1
awarded  Notable Question
Mar
1
comment What term or phrase means a person's “manner of speaking” in the general sense?
Okay, I think you have it @silenus. Thank you!
Mar
1
accepted What term or phrase means a person's “manner of speaking” in the general sense?
Mar
1
comment What term or phrase means a person's “manner of speaking” in the general sense?
Yeah, these are close, but I just know there's one particular to speech.
Mar
1
comment What term or phrase means a person's “manner of speaking” in the general sense?
I hadn't heard "stylometry" before. Nice. You're correct, though - holistic is a pretty good term for what I'm seeking. I just checked your linked entry, and "linguistic style" is pretty spot on... I think I'll use that for now, at least :-)
Mar
1
asked What term or phrase means a person's “manner of speaking” in the general sense?
Dec
3
awarded  Popular Question
Jan
18
awarded  Supporter
Jan
18
comment “You and your” vs. “Your and your”
Would the inclusion of the ellipted of signify the exclusive possession of relative market performance for each entity ("you" and "your")? Could its omission signify the market performance is relative between the entities, i.e., a comparison? Comparison is definitely involved in the source.
Jan
18
awarded  Scholar
Jan
18
accepted “You and your” vs. “Your and your”
Jan
18
comment “You and your” vs. “Your and your”
Howsabout "...identifying the relative market performance of you and your competitors...
Jan
18
awarded  Student
Jan
18
asked “You and your” vs. “Your and your”

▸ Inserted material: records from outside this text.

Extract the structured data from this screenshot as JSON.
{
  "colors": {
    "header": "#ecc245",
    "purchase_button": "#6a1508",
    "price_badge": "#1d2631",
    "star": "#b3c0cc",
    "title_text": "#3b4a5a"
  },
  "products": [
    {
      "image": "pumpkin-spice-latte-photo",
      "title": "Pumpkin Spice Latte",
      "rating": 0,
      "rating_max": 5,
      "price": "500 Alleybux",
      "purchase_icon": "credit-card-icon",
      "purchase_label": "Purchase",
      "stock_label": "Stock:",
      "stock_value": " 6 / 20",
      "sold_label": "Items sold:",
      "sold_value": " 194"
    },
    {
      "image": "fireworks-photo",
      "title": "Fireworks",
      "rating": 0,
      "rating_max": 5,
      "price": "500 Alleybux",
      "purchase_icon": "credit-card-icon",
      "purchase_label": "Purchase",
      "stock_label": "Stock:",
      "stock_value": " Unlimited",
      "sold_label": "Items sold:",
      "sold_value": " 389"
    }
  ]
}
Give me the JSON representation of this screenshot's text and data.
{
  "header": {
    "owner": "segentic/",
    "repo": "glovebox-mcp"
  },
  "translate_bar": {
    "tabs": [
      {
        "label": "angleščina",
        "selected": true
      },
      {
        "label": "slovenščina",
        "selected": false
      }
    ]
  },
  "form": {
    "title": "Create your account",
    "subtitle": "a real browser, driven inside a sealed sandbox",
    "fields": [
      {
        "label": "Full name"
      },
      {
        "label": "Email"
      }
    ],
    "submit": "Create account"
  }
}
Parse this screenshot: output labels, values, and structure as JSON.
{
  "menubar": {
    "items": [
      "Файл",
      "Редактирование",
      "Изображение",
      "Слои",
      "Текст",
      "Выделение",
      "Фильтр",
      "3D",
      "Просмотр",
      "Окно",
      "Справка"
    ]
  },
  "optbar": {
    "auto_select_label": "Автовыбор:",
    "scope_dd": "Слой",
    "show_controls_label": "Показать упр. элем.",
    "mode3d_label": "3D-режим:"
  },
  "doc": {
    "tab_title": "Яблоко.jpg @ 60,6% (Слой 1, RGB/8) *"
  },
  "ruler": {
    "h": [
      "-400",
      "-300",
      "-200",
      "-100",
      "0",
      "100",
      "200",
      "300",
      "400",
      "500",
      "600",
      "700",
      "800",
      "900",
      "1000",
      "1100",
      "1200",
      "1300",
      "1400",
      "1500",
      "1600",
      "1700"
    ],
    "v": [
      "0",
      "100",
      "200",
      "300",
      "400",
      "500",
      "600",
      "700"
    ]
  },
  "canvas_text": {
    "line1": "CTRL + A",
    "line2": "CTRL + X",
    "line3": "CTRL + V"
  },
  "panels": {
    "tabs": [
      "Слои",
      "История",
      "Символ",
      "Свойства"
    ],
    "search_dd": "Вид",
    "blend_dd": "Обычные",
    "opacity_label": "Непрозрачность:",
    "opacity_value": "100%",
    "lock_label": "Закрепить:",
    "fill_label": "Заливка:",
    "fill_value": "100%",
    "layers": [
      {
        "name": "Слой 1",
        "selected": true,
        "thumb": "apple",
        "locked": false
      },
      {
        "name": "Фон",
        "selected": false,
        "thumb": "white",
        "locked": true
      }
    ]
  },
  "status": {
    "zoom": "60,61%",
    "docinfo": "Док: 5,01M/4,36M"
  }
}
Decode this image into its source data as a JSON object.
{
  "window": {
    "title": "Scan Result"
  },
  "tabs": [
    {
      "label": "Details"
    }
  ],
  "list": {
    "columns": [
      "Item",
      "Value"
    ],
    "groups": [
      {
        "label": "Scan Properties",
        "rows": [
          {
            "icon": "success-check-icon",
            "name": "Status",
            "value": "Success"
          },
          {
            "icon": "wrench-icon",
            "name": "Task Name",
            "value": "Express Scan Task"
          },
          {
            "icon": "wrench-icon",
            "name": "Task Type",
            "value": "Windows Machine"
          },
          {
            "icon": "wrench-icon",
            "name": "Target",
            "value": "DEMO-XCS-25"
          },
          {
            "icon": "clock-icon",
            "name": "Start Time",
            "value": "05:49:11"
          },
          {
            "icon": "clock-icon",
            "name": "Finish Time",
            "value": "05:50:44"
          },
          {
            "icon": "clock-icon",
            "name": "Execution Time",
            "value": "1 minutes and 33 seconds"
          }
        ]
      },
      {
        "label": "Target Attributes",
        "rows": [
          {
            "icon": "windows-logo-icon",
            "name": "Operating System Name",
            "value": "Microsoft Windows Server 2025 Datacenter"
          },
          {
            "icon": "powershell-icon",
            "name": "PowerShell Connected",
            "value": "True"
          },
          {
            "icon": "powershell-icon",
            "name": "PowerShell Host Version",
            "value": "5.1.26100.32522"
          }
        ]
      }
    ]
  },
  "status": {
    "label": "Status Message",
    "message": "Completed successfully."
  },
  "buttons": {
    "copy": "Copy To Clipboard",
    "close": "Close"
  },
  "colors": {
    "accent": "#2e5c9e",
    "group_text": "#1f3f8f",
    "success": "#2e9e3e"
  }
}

Jan
18
awarded  Editor
Jan
18
awarded  Organizer
Jan
18
answered In the sentence below, is the apostrophe after the 's' correct?